Employers are still feeling the financial pinch following the economic crisis that emerged during the Covid 19 pandemic. Unfortunately, many businesses have been forced to terminate employees, with more job losses forecasted in the coming months and years.
When an employee is fired, some are presented with a severance or termination agreement, which may include a promise of severance pay and the continuation of insurance coverage in addition to the payment of unused sick days and vacation time, stock options, and retirement benefits.
Before signing an agreement, an employee must consider what they are giving up in exchange for entering into the agreement. For example, an employee may be asked to waive their right to pursue an employment discrimination claim against an employer in exchange for severance pay and other benefits. They may be asked to enter into a non-compete agreement that will limit their options to find alternative employment for a period of time within a certain geographical location.
Negotiating a Fair Severance or Termination Agreement
Beyond matters that involve employment related litigation such as discrimination, it is important to identify if a severance package is fair. Employees have a right to negotiate a better severance package, reflective of their time and contribution:
- Start by evaluating the value of the legal claims you are releasing. If you have suffered employment discrimination, it may be better to litigate the issue in court rather than waiving your rights to pursue compensation
- Typically employees receive severance commensurate with the length of employment paid in a lump sum or over a period of weeks – often one to two weeks of pay for every year of service. To maximize the severance pay, an employee may want to negotiate a better agreement by emphasizing their contributions, accomplishments, and commitment to the company
- A severance package may also be negotiated to include bonus money, profit sharing, outplacement services, letters of recommendation, and time needed to secure a comparable job

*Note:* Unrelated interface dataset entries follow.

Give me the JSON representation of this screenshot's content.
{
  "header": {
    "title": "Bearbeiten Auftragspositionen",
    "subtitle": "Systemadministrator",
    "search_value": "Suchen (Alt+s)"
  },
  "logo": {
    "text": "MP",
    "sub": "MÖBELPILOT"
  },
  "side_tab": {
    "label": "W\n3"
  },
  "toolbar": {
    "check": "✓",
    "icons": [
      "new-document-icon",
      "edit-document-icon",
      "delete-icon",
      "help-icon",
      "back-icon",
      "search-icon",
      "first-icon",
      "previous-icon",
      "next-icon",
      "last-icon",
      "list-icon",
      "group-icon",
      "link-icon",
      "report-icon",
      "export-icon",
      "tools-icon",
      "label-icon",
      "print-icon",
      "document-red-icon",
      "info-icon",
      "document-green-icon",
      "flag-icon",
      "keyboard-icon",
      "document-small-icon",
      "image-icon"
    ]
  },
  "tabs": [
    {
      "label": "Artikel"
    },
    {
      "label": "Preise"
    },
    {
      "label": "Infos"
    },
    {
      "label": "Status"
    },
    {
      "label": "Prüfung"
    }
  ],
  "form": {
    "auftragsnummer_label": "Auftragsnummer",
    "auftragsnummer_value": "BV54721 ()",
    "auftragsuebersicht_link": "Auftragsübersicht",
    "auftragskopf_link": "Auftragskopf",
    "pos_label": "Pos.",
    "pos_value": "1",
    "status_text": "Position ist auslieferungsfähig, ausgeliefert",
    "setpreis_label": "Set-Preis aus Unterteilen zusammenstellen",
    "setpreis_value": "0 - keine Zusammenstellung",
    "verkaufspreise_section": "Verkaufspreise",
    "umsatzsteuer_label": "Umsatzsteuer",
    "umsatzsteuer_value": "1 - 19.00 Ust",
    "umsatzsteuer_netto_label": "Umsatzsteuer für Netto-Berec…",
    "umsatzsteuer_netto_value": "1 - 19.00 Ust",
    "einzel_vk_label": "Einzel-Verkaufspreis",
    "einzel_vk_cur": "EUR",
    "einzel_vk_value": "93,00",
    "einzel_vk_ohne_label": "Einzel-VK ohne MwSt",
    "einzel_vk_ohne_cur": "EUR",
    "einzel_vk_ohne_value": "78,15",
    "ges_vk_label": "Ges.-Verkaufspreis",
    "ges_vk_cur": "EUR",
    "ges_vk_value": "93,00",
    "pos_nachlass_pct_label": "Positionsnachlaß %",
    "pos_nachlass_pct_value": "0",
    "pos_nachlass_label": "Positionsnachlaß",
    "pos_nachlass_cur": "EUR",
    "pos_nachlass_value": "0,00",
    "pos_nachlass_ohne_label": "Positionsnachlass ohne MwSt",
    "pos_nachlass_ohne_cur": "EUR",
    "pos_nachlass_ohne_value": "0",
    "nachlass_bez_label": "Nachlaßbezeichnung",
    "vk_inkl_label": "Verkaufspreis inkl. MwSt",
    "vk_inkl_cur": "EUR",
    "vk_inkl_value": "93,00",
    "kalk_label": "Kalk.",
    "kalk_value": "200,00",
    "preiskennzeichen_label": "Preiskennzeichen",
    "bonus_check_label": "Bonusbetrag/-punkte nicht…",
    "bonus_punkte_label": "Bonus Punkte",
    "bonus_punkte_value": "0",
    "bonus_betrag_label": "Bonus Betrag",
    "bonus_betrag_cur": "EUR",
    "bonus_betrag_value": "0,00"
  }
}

- Although severance pay and other terms of a severance package is at an employer’s discretion, many employers are willing to negotiate wanting to keep their reputation untarnished by treating an employee fairly. If successful, be sure to get the severance package offered in writing. If negotiations fall short of an employee’s desired result, it is certainly ok to terminate employment without signing a severance agreement or receiving severance pay, leaving an employee free to seek alternative employment without the constraints of a non-compete agreement or waiving their right to pursue claims against their employer.
Contact an Experienced Employment Lawyer for Help
The best rule of thumb is to work with an experienced employment law attorney when negotiating a severance package. A knowledgeable severance agreement attorney can help you negotiate a more favorable agreement. Contact the Wisconsin employment law attorneys of Alan C. Olson & Associates for immediate assistance at 262-785-9606.